BBE is another option, but again is one I don’t think is likely. Jund as a single deck practically has a bigger metagame share than all combo-less control decks combined! Abzan is also doing great and Wizards tends to view the two decks as related in the “BGx” supercategory. Does the format really need more BGx? Does it really need more aggressive creatures right now? We may think the answers to these questions are “yes”, but Wizards is more conservative than its playerbase on many counts. It is possible that BBE should be unbanned just for reasons of justice (if Siege Rhino is free, so too should BBE), but I fear there are some assumptions here that might not be good ones. So for now, I doubt we see a BBE unbanning.
As for bannings, I just don’t see any metagame justification for anything beyond a Bloom ban. Even the format’s “best” deck, Twin, sits at a very safe metagame share. And even the format’s least fair decks, like Infect, have settled into the metagame without too many issues. If anything, their presence has forced players to shift back to Bolt-based strategies and respect the deck’s power. A Become Immense ban isn’t impossible, but it feels very improbable given the data and how the metagame has incorporated Infect in the past month.
Join us again next week as we reflect on the banlist changes (or no changes) that are coming on 3/23. No matter what happens, you can be sure that the Modern community will be going nuts over them.

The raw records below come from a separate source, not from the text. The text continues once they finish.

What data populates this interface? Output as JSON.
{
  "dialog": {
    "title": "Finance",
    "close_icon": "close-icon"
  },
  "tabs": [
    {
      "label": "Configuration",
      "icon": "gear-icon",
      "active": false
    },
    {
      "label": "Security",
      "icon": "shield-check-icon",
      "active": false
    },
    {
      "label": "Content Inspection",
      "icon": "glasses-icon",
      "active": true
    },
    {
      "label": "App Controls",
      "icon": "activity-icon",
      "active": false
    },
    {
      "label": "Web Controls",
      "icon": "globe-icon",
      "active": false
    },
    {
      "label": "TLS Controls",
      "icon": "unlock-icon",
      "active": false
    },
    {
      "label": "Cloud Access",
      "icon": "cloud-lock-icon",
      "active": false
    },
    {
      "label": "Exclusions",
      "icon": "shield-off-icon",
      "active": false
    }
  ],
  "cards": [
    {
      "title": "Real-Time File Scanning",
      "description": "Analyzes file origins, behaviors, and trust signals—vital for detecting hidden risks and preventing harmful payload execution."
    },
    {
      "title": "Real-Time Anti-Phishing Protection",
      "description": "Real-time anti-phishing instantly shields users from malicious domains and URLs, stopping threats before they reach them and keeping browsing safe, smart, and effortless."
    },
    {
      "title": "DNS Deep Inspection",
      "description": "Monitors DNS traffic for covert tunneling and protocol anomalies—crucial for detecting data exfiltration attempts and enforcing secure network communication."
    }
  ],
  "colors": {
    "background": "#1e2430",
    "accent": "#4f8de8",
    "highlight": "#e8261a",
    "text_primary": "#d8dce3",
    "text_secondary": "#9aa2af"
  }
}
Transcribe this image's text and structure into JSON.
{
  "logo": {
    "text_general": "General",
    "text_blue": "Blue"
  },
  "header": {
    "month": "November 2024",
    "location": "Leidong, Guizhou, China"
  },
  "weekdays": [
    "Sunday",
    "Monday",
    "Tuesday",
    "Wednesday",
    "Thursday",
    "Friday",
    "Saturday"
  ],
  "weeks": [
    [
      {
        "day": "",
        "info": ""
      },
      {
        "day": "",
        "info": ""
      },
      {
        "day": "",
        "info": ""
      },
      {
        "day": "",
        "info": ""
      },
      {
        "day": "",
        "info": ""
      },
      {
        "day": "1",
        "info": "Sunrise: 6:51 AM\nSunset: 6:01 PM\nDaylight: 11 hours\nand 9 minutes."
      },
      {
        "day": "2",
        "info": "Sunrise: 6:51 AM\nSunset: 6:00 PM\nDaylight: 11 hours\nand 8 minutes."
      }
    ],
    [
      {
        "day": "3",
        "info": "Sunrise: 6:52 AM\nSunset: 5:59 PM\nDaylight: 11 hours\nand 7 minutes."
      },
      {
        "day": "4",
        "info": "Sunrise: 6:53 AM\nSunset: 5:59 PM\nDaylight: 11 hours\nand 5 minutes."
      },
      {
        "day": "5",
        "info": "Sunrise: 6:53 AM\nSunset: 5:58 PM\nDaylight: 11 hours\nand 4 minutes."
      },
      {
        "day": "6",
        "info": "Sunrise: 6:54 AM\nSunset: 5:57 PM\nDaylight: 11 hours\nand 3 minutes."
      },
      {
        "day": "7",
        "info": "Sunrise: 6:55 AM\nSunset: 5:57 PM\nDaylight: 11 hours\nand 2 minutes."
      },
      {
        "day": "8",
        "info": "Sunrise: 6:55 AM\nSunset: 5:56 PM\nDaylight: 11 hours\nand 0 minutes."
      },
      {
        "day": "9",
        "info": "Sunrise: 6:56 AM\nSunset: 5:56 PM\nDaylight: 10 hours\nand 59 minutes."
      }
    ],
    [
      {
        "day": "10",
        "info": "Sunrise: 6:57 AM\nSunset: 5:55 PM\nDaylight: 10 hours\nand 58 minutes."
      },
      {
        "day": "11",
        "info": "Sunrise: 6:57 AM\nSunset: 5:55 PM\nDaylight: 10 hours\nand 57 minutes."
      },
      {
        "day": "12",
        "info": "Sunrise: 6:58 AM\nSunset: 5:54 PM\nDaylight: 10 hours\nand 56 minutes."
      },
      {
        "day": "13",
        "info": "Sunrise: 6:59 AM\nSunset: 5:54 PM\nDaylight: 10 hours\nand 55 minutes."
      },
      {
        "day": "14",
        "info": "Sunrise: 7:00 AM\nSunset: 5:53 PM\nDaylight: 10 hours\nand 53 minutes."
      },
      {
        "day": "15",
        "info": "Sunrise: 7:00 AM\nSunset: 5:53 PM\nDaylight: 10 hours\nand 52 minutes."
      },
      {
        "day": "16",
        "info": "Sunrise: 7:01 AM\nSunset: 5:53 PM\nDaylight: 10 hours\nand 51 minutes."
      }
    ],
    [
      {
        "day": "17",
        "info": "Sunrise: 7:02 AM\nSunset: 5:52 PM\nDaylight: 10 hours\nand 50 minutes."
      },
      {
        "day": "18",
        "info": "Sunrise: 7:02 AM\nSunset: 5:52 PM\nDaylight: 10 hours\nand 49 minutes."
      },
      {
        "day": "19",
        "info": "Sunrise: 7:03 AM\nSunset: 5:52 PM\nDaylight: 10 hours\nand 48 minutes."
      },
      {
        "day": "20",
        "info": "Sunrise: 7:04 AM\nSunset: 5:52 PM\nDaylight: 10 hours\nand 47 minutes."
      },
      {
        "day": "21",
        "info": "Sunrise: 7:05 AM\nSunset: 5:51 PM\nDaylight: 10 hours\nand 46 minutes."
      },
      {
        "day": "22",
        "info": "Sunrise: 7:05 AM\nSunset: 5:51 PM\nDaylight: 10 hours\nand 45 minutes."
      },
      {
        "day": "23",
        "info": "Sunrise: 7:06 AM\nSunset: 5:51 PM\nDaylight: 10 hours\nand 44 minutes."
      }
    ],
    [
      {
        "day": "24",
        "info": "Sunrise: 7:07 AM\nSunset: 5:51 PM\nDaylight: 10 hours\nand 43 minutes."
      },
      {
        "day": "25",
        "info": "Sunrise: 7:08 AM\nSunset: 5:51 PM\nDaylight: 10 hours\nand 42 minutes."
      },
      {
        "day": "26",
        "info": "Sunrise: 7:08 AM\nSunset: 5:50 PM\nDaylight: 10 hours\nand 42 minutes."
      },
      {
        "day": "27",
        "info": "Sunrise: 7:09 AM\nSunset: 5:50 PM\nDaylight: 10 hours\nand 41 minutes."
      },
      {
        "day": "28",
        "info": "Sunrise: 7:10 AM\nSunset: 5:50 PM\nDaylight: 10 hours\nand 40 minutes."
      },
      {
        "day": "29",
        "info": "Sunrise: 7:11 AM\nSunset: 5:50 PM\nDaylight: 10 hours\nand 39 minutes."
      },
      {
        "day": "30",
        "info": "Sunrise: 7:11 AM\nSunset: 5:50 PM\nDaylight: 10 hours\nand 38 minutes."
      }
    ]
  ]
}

Sheridan is the former Editor in Chief of Modern Nexus and a current Staff Author. He comes from a background in social science data analysis, database administration, and academia. He has been playing Magic since 1998 and Modern since 2011.